▶ [TASK DETAILS] Identify all lines of the data containing the string "Analysis" and copy them.

[MATERIAL SUPPLIED Boundary: Start]

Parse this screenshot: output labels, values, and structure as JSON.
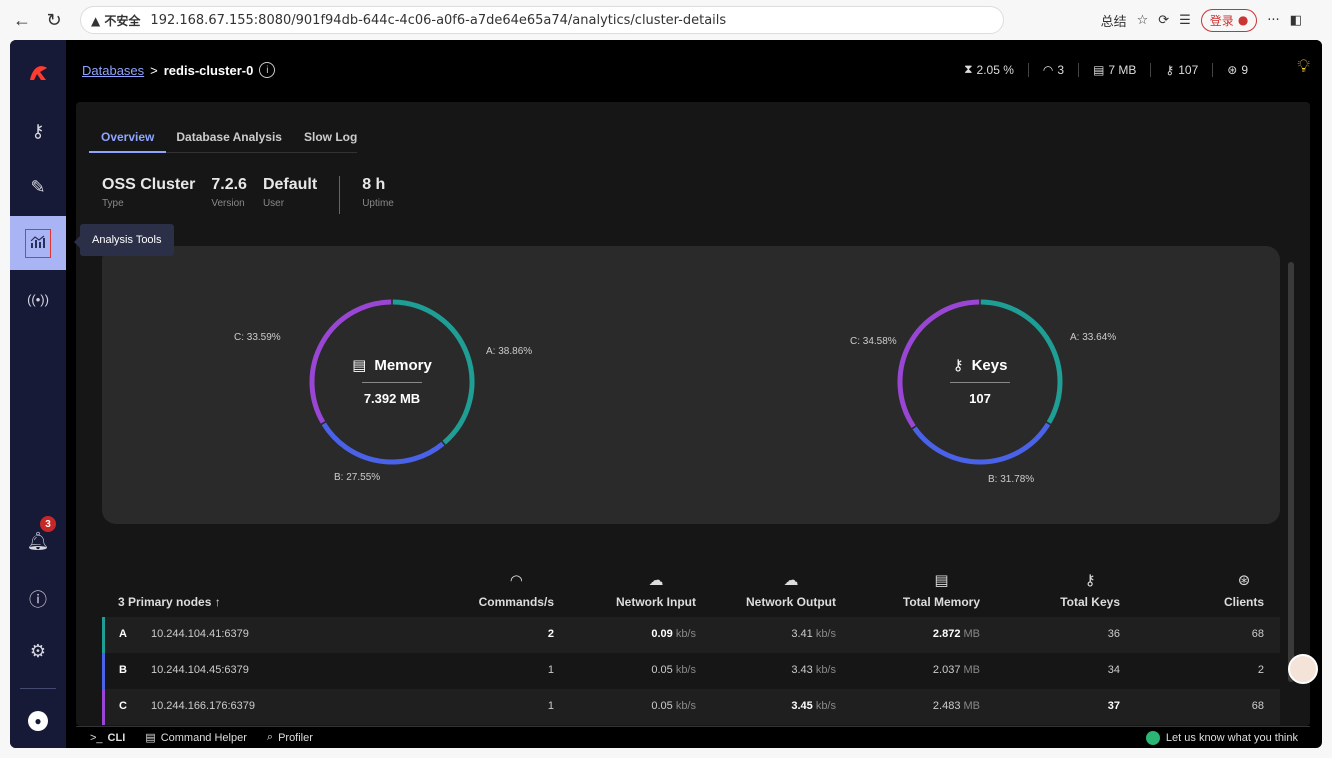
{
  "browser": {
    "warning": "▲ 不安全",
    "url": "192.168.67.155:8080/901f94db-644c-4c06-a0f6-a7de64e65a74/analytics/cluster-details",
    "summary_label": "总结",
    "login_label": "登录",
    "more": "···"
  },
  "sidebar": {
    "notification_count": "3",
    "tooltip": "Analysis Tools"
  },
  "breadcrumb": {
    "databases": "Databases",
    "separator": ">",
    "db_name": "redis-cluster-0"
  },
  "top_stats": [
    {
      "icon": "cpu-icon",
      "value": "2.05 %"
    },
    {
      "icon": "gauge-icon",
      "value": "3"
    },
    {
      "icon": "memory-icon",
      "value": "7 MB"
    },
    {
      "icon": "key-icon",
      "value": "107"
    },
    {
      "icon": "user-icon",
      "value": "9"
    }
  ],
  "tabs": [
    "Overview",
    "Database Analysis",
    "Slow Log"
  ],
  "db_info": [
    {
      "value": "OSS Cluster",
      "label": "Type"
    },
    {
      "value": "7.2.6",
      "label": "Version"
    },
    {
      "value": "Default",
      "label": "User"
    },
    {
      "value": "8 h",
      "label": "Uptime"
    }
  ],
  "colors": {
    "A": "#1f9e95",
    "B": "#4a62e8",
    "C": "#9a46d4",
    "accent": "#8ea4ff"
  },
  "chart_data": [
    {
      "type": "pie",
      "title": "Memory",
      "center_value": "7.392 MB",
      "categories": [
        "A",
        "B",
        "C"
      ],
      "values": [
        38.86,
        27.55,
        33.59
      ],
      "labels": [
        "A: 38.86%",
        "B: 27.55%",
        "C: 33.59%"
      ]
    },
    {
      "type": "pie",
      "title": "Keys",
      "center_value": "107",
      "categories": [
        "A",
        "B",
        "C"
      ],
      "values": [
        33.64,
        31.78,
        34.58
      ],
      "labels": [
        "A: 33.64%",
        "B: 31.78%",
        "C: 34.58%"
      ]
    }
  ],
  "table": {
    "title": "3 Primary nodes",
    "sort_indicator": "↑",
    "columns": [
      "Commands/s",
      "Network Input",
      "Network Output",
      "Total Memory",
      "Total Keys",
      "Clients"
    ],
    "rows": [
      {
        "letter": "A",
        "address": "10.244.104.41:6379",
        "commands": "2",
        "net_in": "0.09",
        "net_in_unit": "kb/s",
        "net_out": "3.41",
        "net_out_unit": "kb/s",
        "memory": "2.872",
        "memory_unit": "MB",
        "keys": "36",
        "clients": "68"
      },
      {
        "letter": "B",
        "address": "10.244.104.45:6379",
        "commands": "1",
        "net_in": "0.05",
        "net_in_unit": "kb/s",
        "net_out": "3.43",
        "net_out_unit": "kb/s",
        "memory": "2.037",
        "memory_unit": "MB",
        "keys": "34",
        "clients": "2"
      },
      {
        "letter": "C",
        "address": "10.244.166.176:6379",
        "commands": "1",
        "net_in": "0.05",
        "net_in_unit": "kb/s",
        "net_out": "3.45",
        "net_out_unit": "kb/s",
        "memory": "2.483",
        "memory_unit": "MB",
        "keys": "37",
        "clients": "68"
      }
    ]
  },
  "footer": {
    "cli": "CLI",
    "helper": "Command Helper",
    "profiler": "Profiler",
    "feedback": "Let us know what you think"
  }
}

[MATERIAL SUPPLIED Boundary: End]

▶ [SOLUTION TO THE PROBLEM]
    "tooltip": "Analysis Tools"
    "Database Analysis",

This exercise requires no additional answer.